  • 8. Retrovirus-Mediated Gene Transfer • A retrovirus is a virus that carries its genetic material in the form of RNA rather than DNA. This method involves: – Retroviruses used as vectors to transfer genetic material into the host cell, resulting in a chimera, an organism consisting of tissues or parts of diverse genetic constitution. – Chimeras are inbred for as many as 20 generations until homozygous (carrying the desired transgene in every cell) transgenic offspring are born.
  • 9. Transgenic Cow
  • 10. Techniques used to make transgenic cows
  • 11.  The first step is to design a gene construct. The gene construct is a unit of DNA that includes:  an antibiotic resistance gene – to select cells that have taken up the gene construct  a tissue-specific promoter sequence – to signal the start of expression of the protein in cells of the appropriate tissue, for example, in mammary cells in lactating cows  the desired gene – for example, bovine casein or human myelin basic protein  a stop sequence – to define the end of the information for making the protein
  • 12. In the past, the gene would have been extracted from the source organism’s DNA. Now, however, if the desired gene sequence is known, it can simply be synthesized in a lab. There are companies that make genes to order within a couple of weeks.
  • 13.  The gene is usually supplied in a vector. When the gene of interest is in a vector, it can be sent from one lab to another, it can be stored, it can be manipulated or it can be used to transform bacteria to produce more copies of the gene of interest.  Vectors have multiple restriction enzymes sites (also called multiple cloning sites) so the gene can be inserted into the vector and then cut out from the vector using restriction enzymes.  After the gene is cut from the vector, it is then pasted into the multiple cloning site of the gene construct using a method known as ligation.
  • 14.  The gene construct is incorporated into the genome of a bovine (cow) cell using a technique called transfection.

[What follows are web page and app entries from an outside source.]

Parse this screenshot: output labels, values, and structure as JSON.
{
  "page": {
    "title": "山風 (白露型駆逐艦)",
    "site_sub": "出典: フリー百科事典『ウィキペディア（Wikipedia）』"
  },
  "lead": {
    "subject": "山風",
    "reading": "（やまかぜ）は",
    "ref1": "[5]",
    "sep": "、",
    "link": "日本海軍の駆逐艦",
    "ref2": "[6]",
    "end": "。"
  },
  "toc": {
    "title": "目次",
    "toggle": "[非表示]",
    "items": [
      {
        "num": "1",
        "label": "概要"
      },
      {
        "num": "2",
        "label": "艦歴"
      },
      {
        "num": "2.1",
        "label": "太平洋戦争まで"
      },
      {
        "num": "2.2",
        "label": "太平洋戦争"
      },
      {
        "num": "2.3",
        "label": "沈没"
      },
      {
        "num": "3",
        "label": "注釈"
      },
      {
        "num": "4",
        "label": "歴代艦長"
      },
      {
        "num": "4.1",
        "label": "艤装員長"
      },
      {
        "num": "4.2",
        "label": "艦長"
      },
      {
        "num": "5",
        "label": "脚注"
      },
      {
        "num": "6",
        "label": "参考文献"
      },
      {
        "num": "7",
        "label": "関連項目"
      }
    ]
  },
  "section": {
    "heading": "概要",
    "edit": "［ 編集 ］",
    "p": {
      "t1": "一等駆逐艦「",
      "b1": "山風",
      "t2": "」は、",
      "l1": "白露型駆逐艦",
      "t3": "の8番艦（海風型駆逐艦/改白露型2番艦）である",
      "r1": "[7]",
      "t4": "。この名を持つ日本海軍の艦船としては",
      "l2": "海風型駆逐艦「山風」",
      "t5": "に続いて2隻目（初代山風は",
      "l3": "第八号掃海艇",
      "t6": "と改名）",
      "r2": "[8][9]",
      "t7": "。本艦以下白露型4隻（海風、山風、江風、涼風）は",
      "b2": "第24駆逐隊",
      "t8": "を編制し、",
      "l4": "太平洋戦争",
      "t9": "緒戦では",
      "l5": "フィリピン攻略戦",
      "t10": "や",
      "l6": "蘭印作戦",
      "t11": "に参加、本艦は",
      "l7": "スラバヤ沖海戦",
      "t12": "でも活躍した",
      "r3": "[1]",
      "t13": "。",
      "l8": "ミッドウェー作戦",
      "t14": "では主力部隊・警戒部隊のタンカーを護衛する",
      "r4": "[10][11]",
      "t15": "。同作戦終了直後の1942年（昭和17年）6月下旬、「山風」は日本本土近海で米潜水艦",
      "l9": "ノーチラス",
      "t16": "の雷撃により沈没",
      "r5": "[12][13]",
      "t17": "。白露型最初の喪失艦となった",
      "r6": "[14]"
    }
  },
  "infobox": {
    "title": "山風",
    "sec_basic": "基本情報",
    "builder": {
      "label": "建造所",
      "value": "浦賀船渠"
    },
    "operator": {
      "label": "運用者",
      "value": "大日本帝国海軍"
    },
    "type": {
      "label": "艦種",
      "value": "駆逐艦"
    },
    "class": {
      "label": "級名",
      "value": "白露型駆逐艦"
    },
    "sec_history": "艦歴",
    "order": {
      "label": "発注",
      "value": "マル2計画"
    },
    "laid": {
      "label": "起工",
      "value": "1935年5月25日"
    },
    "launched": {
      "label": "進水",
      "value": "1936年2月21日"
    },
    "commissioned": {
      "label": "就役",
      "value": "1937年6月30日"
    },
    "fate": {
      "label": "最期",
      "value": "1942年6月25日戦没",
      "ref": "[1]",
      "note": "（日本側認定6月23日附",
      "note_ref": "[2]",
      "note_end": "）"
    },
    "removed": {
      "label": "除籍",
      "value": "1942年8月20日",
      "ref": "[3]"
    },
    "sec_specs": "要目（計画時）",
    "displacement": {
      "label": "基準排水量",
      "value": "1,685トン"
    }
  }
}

During transfection, holes are made in the cell membrane that allow the DNA to enter.  The holes can be made by applying an electrical pulse or by adding chemicals to the cells. Once inside the cell, the gene construct may enter the nucleus and incorporate into the cell’s genome.
  • 15. After transfection, an antibiotic is added to select the bovine cells that have incorporated the gene construct. Transgenic bovine cells will survive treatment with an antibiotic, because they contain an antibiotic resistance gene making them resistant to the antibiotic. Cells without the gene construct will have no resistance to the antibiotic and will die.
  • 16.  The transgenic bovine cell is fused with a bovine oocyte that has had its chromosomes removed (called an enucleated oocyte).  An electrical pulse is applied to help fuse the cells. Once fused with the oocyte, the transgenic cell’s chromosomes are reprogrammed to direct development into an embryo.  After 7 days, the transgenic embryo will have about 150 cells and can be transferred into a recipient cow for further development to term.
  • 17.  PCR to determine the presence or absence of the transgene quantitative PCR (q-PCR) to determine the number of copies of the transgene  fluorescent in situ hybridisation (FISH) to visualise where the transgene is in the chromosome and whether the transgene has integrated into more than one chromosome.  When the calf is lactating (either after being induced to lactate or after having its own progeny), its milk is checked to determine if the transgenic protein is being expressed
  • 18. Thank u for ur patience